In Israel, a lot of people are talking about a Facebook post. It was put up by Yair Netanyahu, the son of Israeli Prime Minister Benjamin Netanyahu. Over the weekend, the 26-year-old posted a cartoon bashing his father's adversaries. That cartoon was swiftly criticized for containing anti-Semitic imagery. The post was shared by former KKK leader David Duke. It was also praised by the neo-Nazi website The Daily Stormer. Netanyahu's son, we should say, did take down the post. But the prime minister has declined to comment on it. And let's bring in NPR's Daniel Estrin in Jerusalem. And, Daniel, what exactly is this post?

DANIEL ESTRIN, BYLINE: Well, if you can picture it, it's a row of characters. And each one dangles a kind of fishing rod in front of the next. And it seems to depict who controls the world. So the liberal, American, Jewish philanthropist George Soros is the master manipulator in the cartoon. Netanyahu's government has bashed Soros for his support of groups critical of the Israeli government. And then also pictured in this cartoon are some of Netanyahu's most vocal opponents. Their faces are superimposed onto a common anti-Semitic caricature of a hook-nosed Jew. Now, Netanyahu's son got this cartoon from a kind of obscure, satirical, anti-leftist Israeli Facebook page. And that page seems to have adapted that cartoon from one that apparently circulates on extremist, anti-Semitic, "alt-right" websites.

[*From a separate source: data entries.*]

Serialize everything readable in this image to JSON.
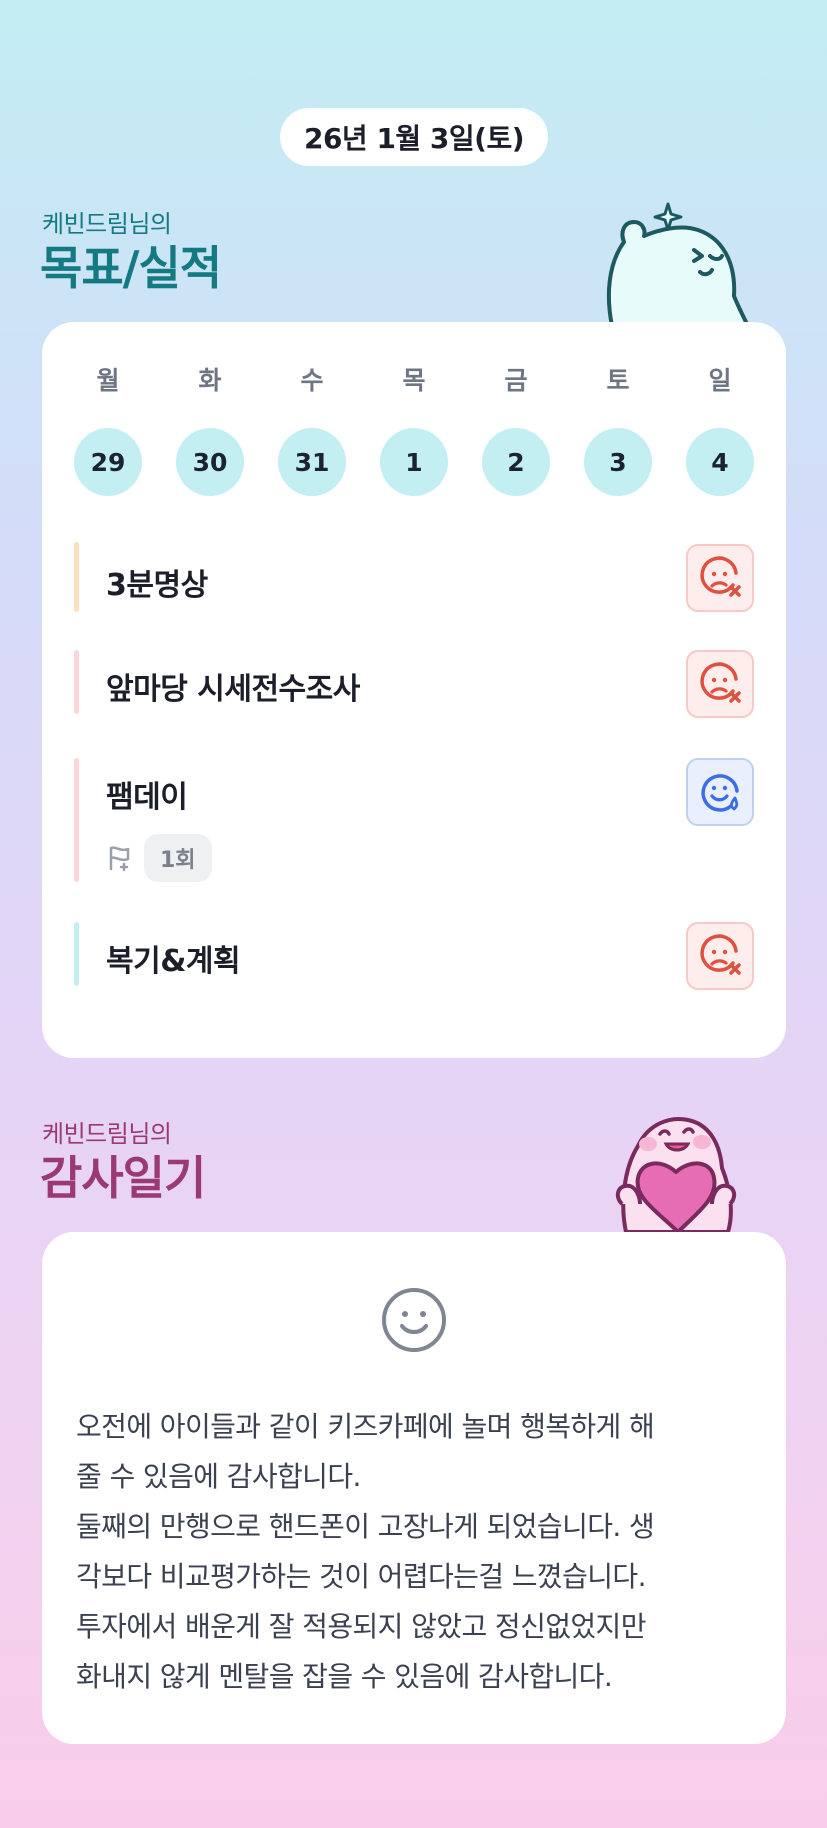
{
  "header": {
    "date": "26년 1월 3일(토)"
  },
  "goals_section": {
    "subtitle": "케빈드림님의",
    "title": "목표/실적",
    "week": [
      {
        "day": "월",
        "date": "29"
      },
      {
        "day": "화",
        "date": "30"
      },
      {
        "day": "수",
        "date": "31"
      },
      {
        "day": "목",
        "date": "1"
      },
      {
        "day": "금",
        "date": "2"
      },
      {
        "day": "토",
        "date": "3"
      },
      {
        "day": "일",
        "date": "4"
      }
    ],
    "goals": [
      {
        "title": "3분명상",
        "status": "fail",
        "bar_color": "#fbe0bd",
        "status_icon": "sad-x-icon"
      },
      {
        "title": "앞마당 시세전수조사",
        "status": "fail",
        "bar_color": "#fbd6d9",
        "status_icon": "sad-x-icon"
      },
      {
        "title": "팸데이",
        "status": "ok",
        "bar_color": "#fbd6d9",
        "status_icon": "smile-drop-icon",
        "streak": "1회",
        "streak_icon": "flag-icon"
      },
      {
        "title": "복기&계획",
        "status": "fail",
        "bar_color": "#c4eff2",
        "status_icon": "sad-x-icon"
      }
    ]
  },
  "gratitude_section": {
    "subtitle": "케빈드림님의",
    "title": "감사일기",
    "mood_icon": "smile-face-icon",
    "lines": [
      "오전에 아이들과 같이 키즈카페에 놀며 행복하게 해",
      "줄 수 있음에 감사합니다.",
      "둘째의 만행으로 핸드폰이 고장나게 되었습니다. 생",
      "각보다 비교평가하는 것이 어렵다는걸 느꼈습니다.",
      "투자에서 배운게 잘 적용되지 않았고 정신없었지만",
      "화내지 않게 멘탈을 잡을 수 있음에 감사합니다."
    ]
  },
  "colors": {
    "teal": "#147a82",
    "plum": "#9b3a72",
    "fail": "#e0503f",
    "ok": "#3a6ee8"
  }
}
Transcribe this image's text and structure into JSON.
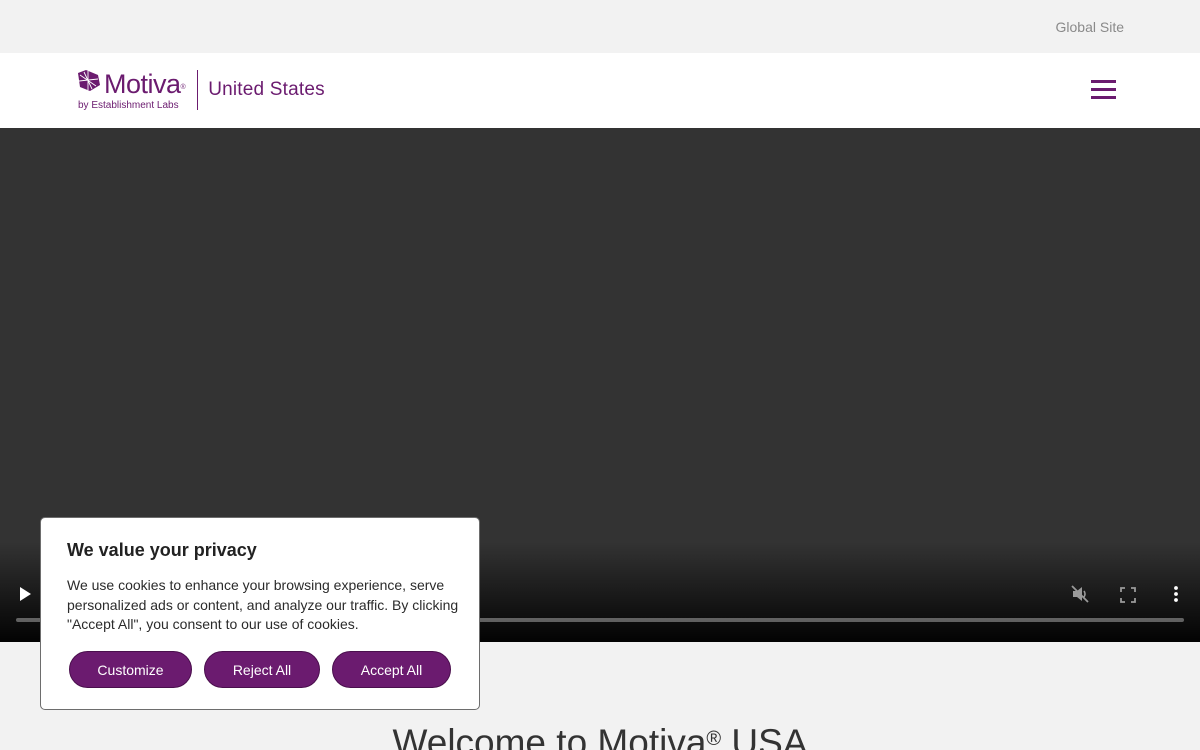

GREENE: Wow. OK. That was a mouthful.

ESTRIN: Yeah (laughter).

GREENE: That's - this is extraordinary. And it's - I mean, we should say it's causing a lot of reaction in Israel right now.

ESTRIN: It's been at the top of the news here - and especially the fact that a writer on the neo-Nazi website The Daily Stormer called Yair Netanyahu a total bro. Leading politicians from the center-left spoke out about it. The Anti-Defamation League, which monitors anti-Semitism, has spoken out about it. Pro-Netanyahu commentators are deflecting the criticism. They're blaming left-wing Israeli media for trafficking in anti-Semitism.

GREENE: Well, what about Netanyahu's son. I mean, we mentioned that he took down this post? But is he still defending it?

ESTRIN: Yeah. He's written a number of defensive follow-up posts on Facebook. Yair is known for his provocative Facebook posts trashing leftists. And Netanyahu, the prime minister - an Israeli reporter asked him about his son's post, and he declined to comment.

GREENE: I guess one question I have, Daniel, is how much we should be focusing on this. I mean, Netanyahu's son is not an elected official. This was certainly not the prime minister posting this imagery. I mean, is the whole controversy giving too much weight to a 26-year-old and his Facebook post?

ESTRIN: Right. Yair Netanyahu - right? - is not an elected official. He may have not understood the subtext of the cartoon that he shared on Facebook. And Netanyahu has argued for a long time that there is an unfair media witch hunt against his family. But Yair Netanyahu does play a role in Israeli politics. He reportedly is involved in the prime minister's social media messaging. He has met President Trump. He is seen here as being groomed to enter politics one day. And so when Netanyahu's son shares a cartoon from an anti-Semitic - you know, anti-Semitic circles of the "alt-right" in order to bash the left wing in Israel - a liberal political commentator I spoke with says this is, you know, basically bringing the rivals - people who should be rivals - the "alt-right" in the U.S., which includes anti-Semites, and the right wing in the Jewish state of Israel - they find common imagery and common cause in demonizing the left.

GREENE: OK. NPR's Daniel Estrin reporting from Jerusalem. Daniel, thanks.

ESTRIN: You're welcome. Transcript provided by NPR, Copyright NPR.

NPR transcripts are created on a rush deadline by an NPR contractor. This text may not be in its final form and may be updated or revised in the future. Accuracy and availability may vary. The authoritative record of NPR’s programming is the audio record.

Daniel Estrin is NPR's international correspondent in Jerusalem.